READ MORE: What No One Tells You About Breaking Up With Your Toxic Mother

This decision is likely more complicated for brides who have more of a strained, rather than completely estranged, relationships with one or both of their parents. If that’s the case, Kalberg believes that talking to a parent about your concerns and their behavior might be the right move — if you can stomach it. “If you’re brave and willing to confront your mother or father, try speaking to them directly and explaining why they are not being invited,” suggests Kalberg. “Proceed with caution for this option, as the family member needs to have self-awareness and take responsibility for upsetting you.”

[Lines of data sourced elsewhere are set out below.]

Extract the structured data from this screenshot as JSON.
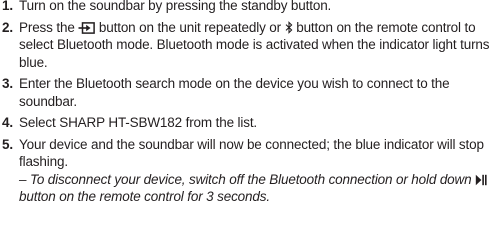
{
  "steps": [
    {
      "number": "1.",
      "text": "Turn on the soundbar by pressing the standby button."
    },
    {
      "number": "2.",
      "text_before_source_icon": "Press the",
      "source_icon": "source-input-icon",
      "text_between_icons": "button on the unit repeatedly or",
      "bluetooth_icon": "bluetooth-icon",
      "text_after_bluetooth_icon": "button on the remote control to select Bluetooth mode. Bluetooth mode is activated when the indicator light turns blue."
    },
    {
      "number": "3.",
      "text": "Enter the Bluetooth search mode on the device you wish to connect to the soundbar."
    },
    {
      "number": "4.",
      "text": "Select SHARP HT-SBW182 from the list."
    },
    {
      "number": "5.",
      "text": "Your device and the soundbar will now be connected; the blue indicator will stop flashing.",
      "note_before_icon": "– To disconnect your device, switch off the Bluetooth connection or hold down",
      "note_icon": "play-pause-icon",
      "note_after_icon": "button on the remote control for 3 seconds."
    }
  ],
  "colors": {
    "text": "#231f20",
    "background": "#ffffff"
  }
}
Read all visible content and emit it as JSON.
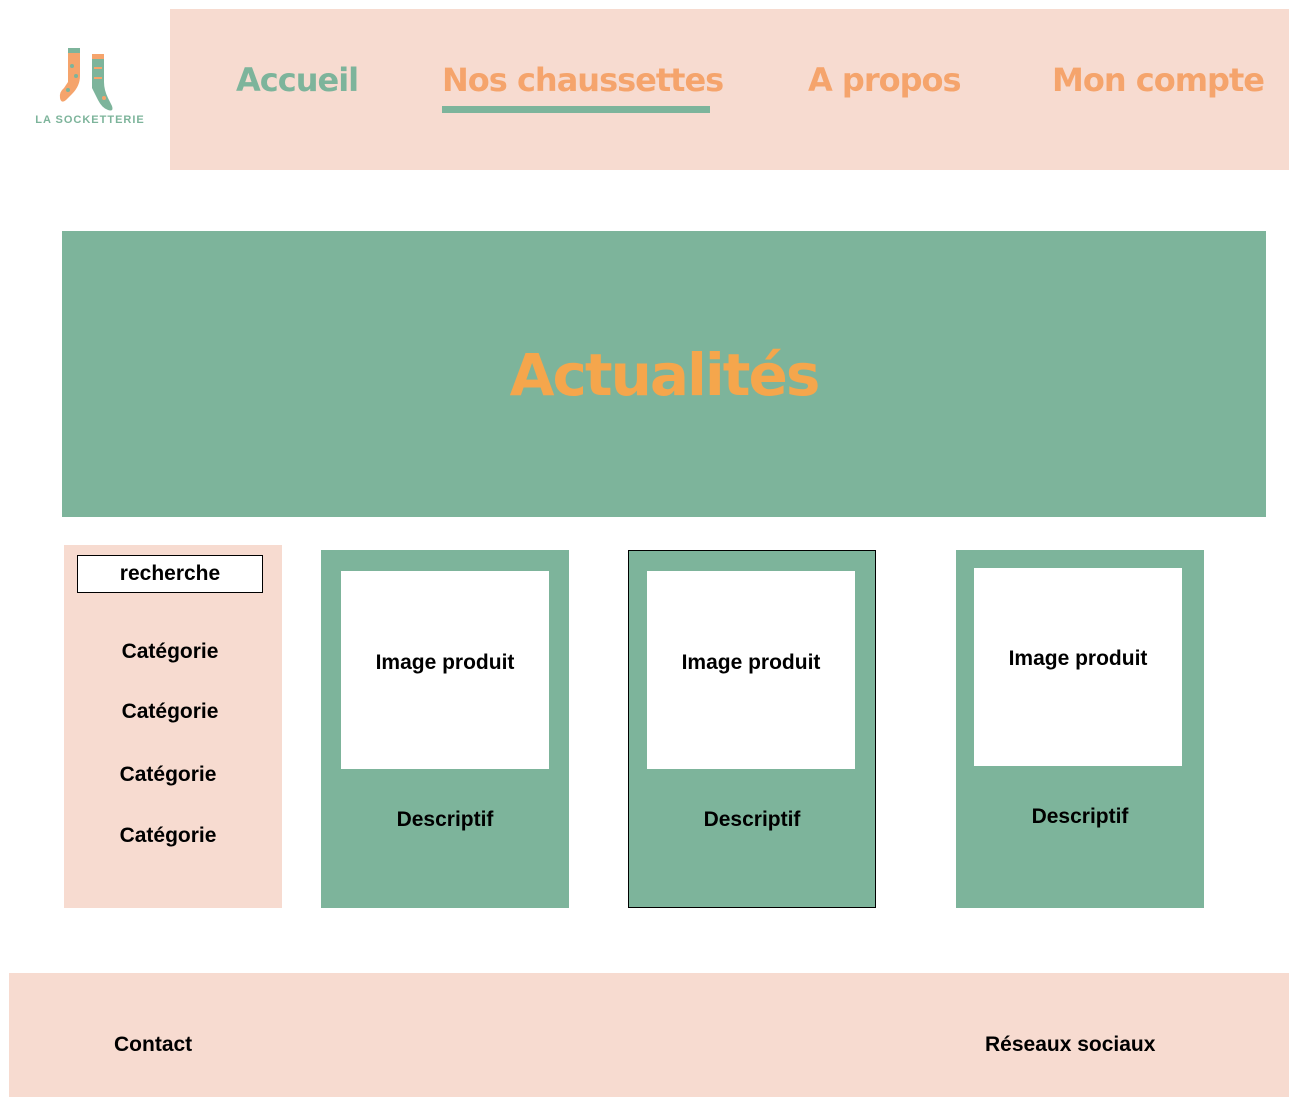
{
  "brand": {
    "name": "LA SOCKETTERIE",
    "logo_icon": "socks-icon",
    "colors": {
      "green": "#7db49b",
      "pink": "#f7dbd0",
      "orange": "#f5a46c",
      "hero_orange": "#f5a64c"
    }
  },
  "nav": {
    "items": [
      {
        "label": "Accueil"
      },
      {
        "label": "Nos chaussettes",
        "active": true
      },
      {
        "label": "A propos"
      },
      {
        "label": "Mon compte"
      }
    ]
  },
  "hero": {
    "title": "Actualités"
  },
  "sidebar": {
    "search_label": "recherche",
    "categories": [
      "Catégorie",
      "Catégorie",
      "Catégorie",
      "Catégorie"
    ]
  },
  "products": [
    {
      "image_label": "Image produit",
      "description": "Descriptif"
    },
    {
      "image_label": "Image produit",
      "description": "Descriptif"
    },
    {
      "image_label": "Image produit",
      "description": "Descriptif"
    }
  ],
  "footer": {
    "contact": "Contact",
    "social": "Réseaux sociaux"
  }
}
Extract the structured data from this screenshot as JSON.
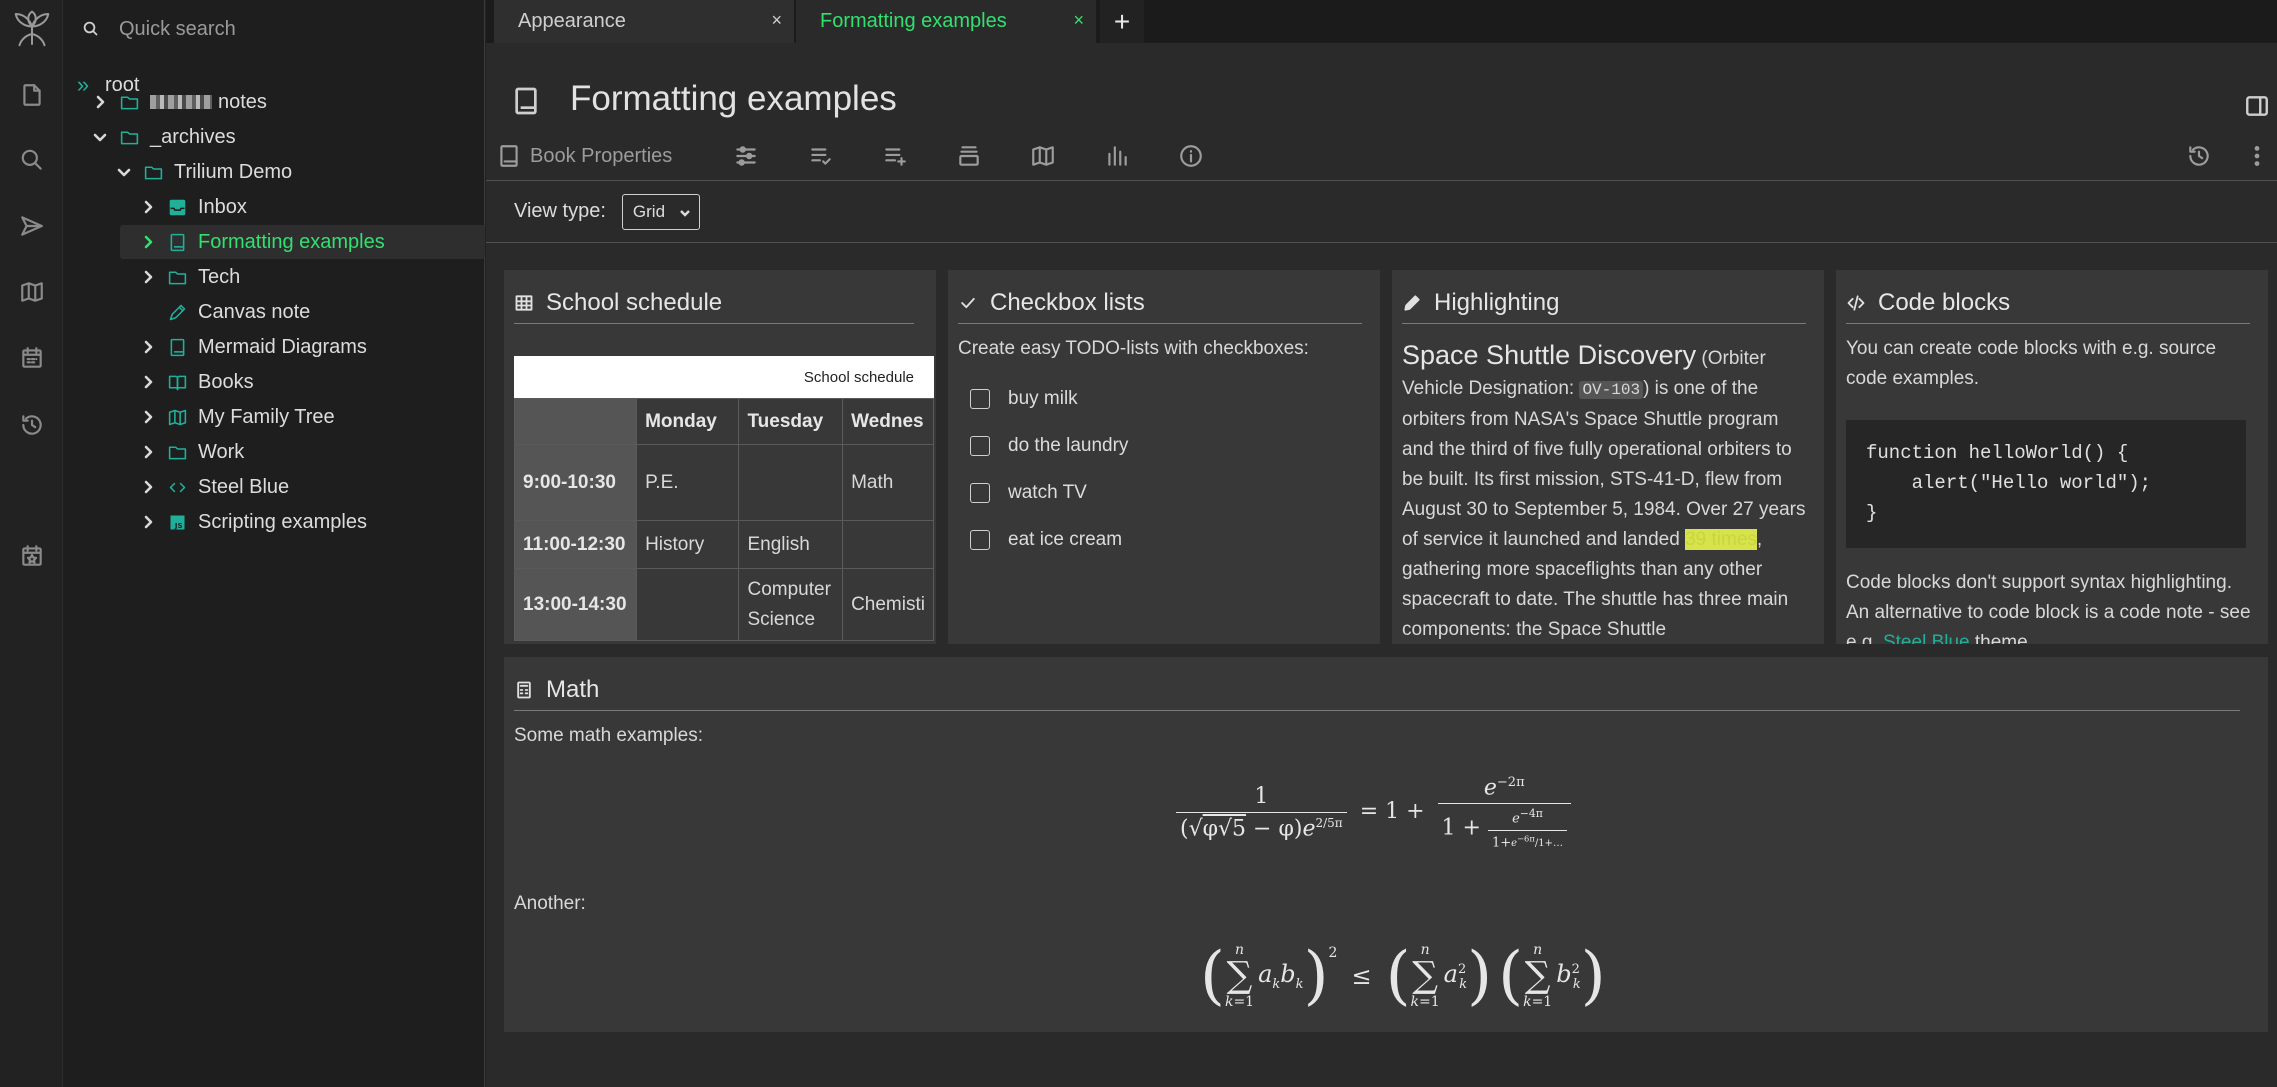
{
  "search": {
    "placeholder": "Quick search"
  },
  "launcher": [
    "new-note-icon",
    "search-icon",
    "send-icon",
    "map-icon",
    "calendar-icon",
    "history-icon",
    "bookmark-calendar-icon"
  ],
  "tree": {
    "root_label": "root",
    "items": [
      {
        "label": "notes",
        "icon": "folder-icon",
        "blurred_prefix": true
      },
      {
        "label": "_archives",
        "icon": "folder-icon"
      },
      {
        "label": "Trilium Demo",
        "icon": "folder-icon"
      },
      {
        "label": "Inbox",
        "icon": "inbox-icon"
      },
      {
        "label": "Formatting examples",
        "icon": "book-icon",
        "active": true
      },
      {
        "label": "Tech",
        "icon": "folder-icon"
      },
      {
        "label": "Canvas note",
        "icon": "pen-icon"
      },
      {
        "label": "Mermaid Diagrams",
        "icon": "book-icon"
      },
      {
        "label": "Books",
        "icon": "open-book-icon"
      },
      {
        "label": "My Family Tree",
        "icon": "map-icon"
      },
      {
        "label": "Work",
        "icon": "folder-icon"
      },
      {
        "label": "Steel Blue",
        "icon": "code-icon"
      },
      {
        "label": "Scripting examples",
        "icon": "js-icon"
      }
    ]
  },
  "tabs": [
    {
      "title": "Appearance",
      "close": "×"
    },
    {
      "title": "Formatting examples",
      "close": "×"
    }
  ],
  "new_tab": "+",
  "note": {
    "title": "Formatting examples",
    "ribbon": {
      "book_properties": "Book Properties"
    },
    "view_type_label": "View type:",
    "view_type_value": "Grid"
  },
  "cards": {
    "school": {
      "title": "School schedule",
      "caption": "School schedule",
      "headers": [
        "Monday",
        "Tuesday",
        "Wednes"
      ],
      "rows": [
        {
          "time": "9:00-10:30",
          "cells": [
            "P.E.",
            "",
            "Math"
          ]
        },
        {
          "time": "11:00-12:30",
          "cells": [
            "History",
            "English",
            ""
          ]
        },
        {
          "time": "13:00-14:30",
          "cells": [
            "",
            "Computer Science",
            "Chemisti"
          ]
        }
      ]
    },
    "checkbox": {
      "title": "Checkbox lists",
      "intro": "Create easy TODO-lists with checkboxes:",
      "items": [
        "buy milk",
        "do the laundry",
        "watch TV",
        "eat ice cream"
      ]
    },
    "highlighting": {
      "title": "Highlighting",
      "heading": "Space Shuttle Discovery",
      "text_a": " (Orbiter Vehicle Designation: ",
      "code": "OV-103",
      "text_b": ") is one of the orbiters from NASA's Space Shuttle program and the third of five fully operational orbiters to be built. Its first mission, STS-41-D, flew from August 30 to September 5, 1984. Over 27 years of service it launched and landed ",
      "highlight": "39 times",
      "text_c": ", gathering more spaceflights than any other spacecraft to date. The shuttle has three main components: the Space Shuttle"
    },
    "code": {
      "title": "Code blocks",
      "intro": "You can create code blocks with e.g. source code examples.",
      "code": "function helloWorld() {\n    alert(\"Hello world\");\n}",
      "after_a": "Code blocks don't support syntax highlighting. An alternative to code block is a code note - see e.g. ",
      "after_link": "Steel Blue",
      "after_b": " theme."
    },
    "math": {
      "title": "Math",
      "intro": "Some math examples:",
      "another": "Another:"
    }
  }
}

“I wonder if I invite her, and she doesn’t come, will even care or notice?”

If you’re not sure if you should even approach the subject, or are having a difficult time managing the stress of dealing with complicated parents on top of all the other stresses of wedding planning, Kalberg suggests using visualization techniques to help get a handle on your feelings. “Set aside some time, take three deep breaths, and visualize what it would be like to have them there at the wedding,” she says. “Then complete the reverse and visualize if they are not in attendance at the wedding. Are they happy for you? Or creating drama? Will you regret that they are there? When you look back on your wedding photos, how will you feel if they’re not in them?”


Swift hasn't yet made up her mind, as she's unsure how she’d feel about wedding photos, or an entire wedding day, without her mother. Her fiancé is supportive of excluding her mother from the wedding, but her father, who she notes has been “a big part of my life” and will be at the wedding, “thinks I should extend the invitation and leave it up to her.”

She’s considering taking her dad’s advice to heart, as he had a similar situation with his own father. “He ended up inviting him to his wedding,” says Swift. "He didn’t want to regret it, and years later, he doesn’t.” Of course, there’s also the possibility that an invitation to the wedding isn’t an olive branch, but rather an invitation for more resentment. “I have a feeling that if I do invite my mom, she won’t come, and it will be just another way she’s disappointed me throughout my life.”

For now, Swift plans on making a final decision by the time she sends out invitations this summer. She is leaning towards an invite, while keeping her expectations in check. “I will probably just send an invitation and follow it up with an email letting her know she’s invited,” says Swift. "Part of me is so used to her disappointing me and not being there for important days of my life, I wonder if I invite her, and she doesn’t come, will even care or notice?”